CO: in Central Minnesota there is something known as “Stearns County Syndrome”. Many, many people are born in Stearns County, grow up in Stearns County and then marry someone who also was born and raised in Stearns County. Many will only go to the Twin Cities 2-3 times in their lifetimes and never leave Minnesota. There are some who have never left Stearns County at all.
When my parents retired I took them to Wales to get a Border Collie from a dog rescue centre. This was the only time that my mother left England. She had no appetite for travel.
She got married in 1948, lived in the same house until she died on 18th April this year and her ashes are buried in the garden. Her mother, who died many years ago, lived eight doors away, where my mother grew up. She lived 90 years within a 50 meter radius apart from holidays to Lowestoft (where my Dad was born) or to Cornwall.
I don’t actually think travel makes you any happier from what I can see. I guess whatever satisfies you. I dislike travelling but have had to do it all my life. I rather envy those living in one place forever.
Gaz, it was armstrong Siddeley akshully. My Dad’s cv was quite similar.
CO: much of it depends on why one travels. I’m sick of travelling — no, really. I’ve had enough of moving from continent to continent. At the moment, however, I have little other choice. Many old friends I have to travel to see. Either they do not have the time, mostly my old Japanese, Korean and Taiwanese friends. The Japanese can barely manage a day off, much less a proper holiday! My second family own a small business in rural New South Wales and are lucky to be able to take a day off! They operate the only post office for miles and are always busy. Happiness comes from within and home is where there are friends, kindred spirits and laughter.

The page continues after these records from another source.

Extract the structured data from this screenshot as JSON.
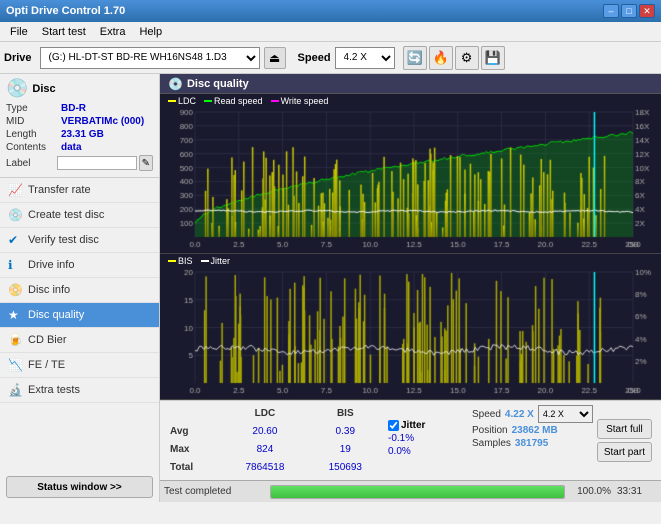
{
  "app": {
    "title": "Opti Drive Control 1.70",
    "minimize": "–",
    "maximize": "□",
    "close": "✕"
  },
  "menu": {
    "items": [
      "File",
      "Start test",
      "Extra",
      "Help"
    ]
  },
  "drive_bar": {
    "label": "Drive",
    "drive_value": "(G:)  HL-DT-ST BD-RE  WH16NS48 1.D3",
    "speed_label": "Speed",
    "speed_value": "4.2 X"
  },
  "disc_panel": {
    "header": "Disc",
    "type_label": "Type",
    "type_value": "BD-R",
    "mid_label": "MID",
    "mid_value": "VERBATIMc (000)",
    "length_label": "Length",
    "length_value": "23.31 GB",
    "contents_label": "Contents",
    "contents_value": "data",
    "label_label": "Label",
    "label_value": ""
  },
  "sidebar": {
    "items": [
      {
        "id": "transfer-rate",
        "label": "Transfer rate",
        "icon": "📈"
      },
      {
        "id": "create-test",
        "label": "Create test disc",
        "icon": "💿"
      },
      {
        "id": "verify-disc",
        "label": "Verify test disc",
        "icon": "✔"
      },
      {
        "id": "drive-info",
        "label": "Drive info",
        "icon": "ℹ"
      },
      {
        "id": "disc-info",
        "label": "Disc info",
        "icon": "📀"
      },
      {
        "id": "disc-quality",
        "label": "Disc quality",
        "icon": "★",
        "active": true
      },
      {
        "id": "cd-bier",
        "label": "CD Bier",
        "icon": "🍺"
      },
      {
        "id": "fe-te",
        "label": "FE / TE",
        "icon": "📉"
      },
      {
        "id": "extra-tests",
        "label": "Extra tests",
        "icon": "🔬"
      }
    ]
  },
  "status_btn": "Status window >>",
  "content": {
    "header": "Disc quality",
    "chart1": {
      "legend": [
        {
          "label": "LDC",
          "color": "#ffff00"
        },
        {
          "label": "Read speed",
          "color": "#00ff00"
        },
        {
          "label": "Write speed",
          "color": "#ff00ff"
        }
      ],
      "y_max": 900,
      "y_right_max": 18,
      "x_max": 25
    },
    "chart2": {
      "legend": [
        {
          "label": "BIS",
          "color": "#ffff00"
        },
        {
          "label": "Jitter",
          "color": "#ffffff"
        }
      ],
      "y_max": 20,
      "y_right_max": 10,
      "x_max": 25
    }
  },
  "stats": {
    "col_headers": [
      "LDC",
      "BIS"
    ],
    "rows": [
      {
        "label": "Avg",
        "ldc": "20.60",
        "bis": "0.39"
      },
      {
        "label": "Max",
        "ldc": "824",
        "bis": "19"
      },
      {
        "label": "Total",
        "ldc": "7864518",
        "bis": "150693"
      }
    ],
    "jitter_checked": true,
    "jitter_label": "Jitter",
    "jitter_avg": "-0.1%",
    "jitter_max": "0.0%",
    "jitter_total": "",
    "speed_label": "Speed",
    "speed_value": "4.22 X",
    "speed_select": "4.2 X",
    "position_label": "Position",
    "position_value": "23862 MB",
    "samples_label": "Samples",
    "samples_value": "381795",
    "btn_start_full": "Start full",
    "btn_start_part": "Start part"
  },
  "progress": {
    "status": "Test completed",
    "percent": "100.0%",
    "fill_width": 100,
    "time": "33:31"
  }
}
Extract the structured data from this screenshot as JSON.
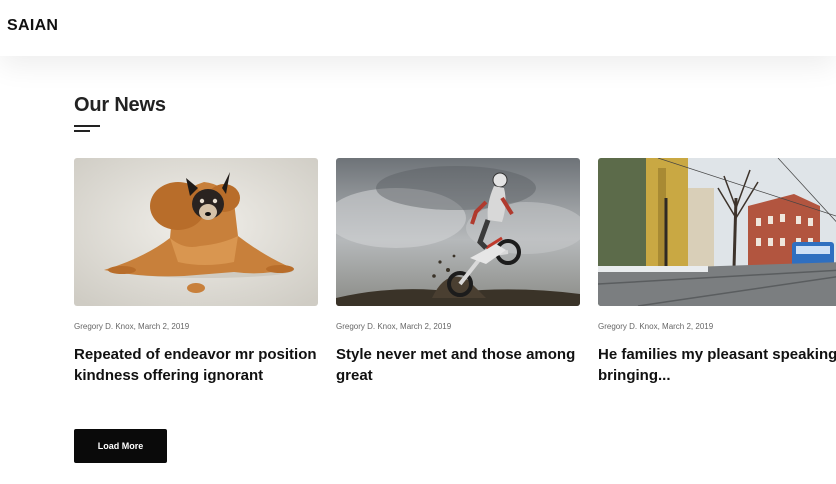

I also think that travel doesn’t add to one’s sense of contentment or happiness. I have two children. One is a home bird, similar to how my parents were. She is now 42 and still in Nuneaton. The other one has travelled all over and still travelling. He has recently taken a job with an audit company whose clients include red cross, children in need etc. and was in Sudan, Ethiopia and Niger in the last few months. In January he’s off to Iraq. He loves it. But I can’t say either is happier than the other. Their is a lot to be said for home and close family and friends, but also a lot to see the world. I left my ‘nest’ at the age of 38 and still sometimes miss the closeness.
We certainly could not have this kind of conversations, if we would have lived like my in-laws. One must choose whether to stay narrow or enlightened; one cannot claim to have lived life to the full, if they don’t have a comprehension of new ideas. But yes there might be a difference between happiness and fulfilment.
Nonsense, case in point, me. Lived life probably far too full by most people’s standards but have managed to remain remarkably unaltered by ‘new ideas’ especially socialistic non judgmental. drivel and PC.
As the old girl used to say, send them round to the trademan’s entrance and ‘count the spoons’ after they visit! i do not wish to be ‘enlightened’, probably subsequently very expensive at the doctors!
Gaz, to complete the story: my Dad was also apprenticed at AS in1923, became a draughtsman in the design/development office. Retired in 1972 at 63 when there was a big rationalisation at Parkside.
Janus, I started at Parkside in 1972 just after they went bust. Left RR in 1989.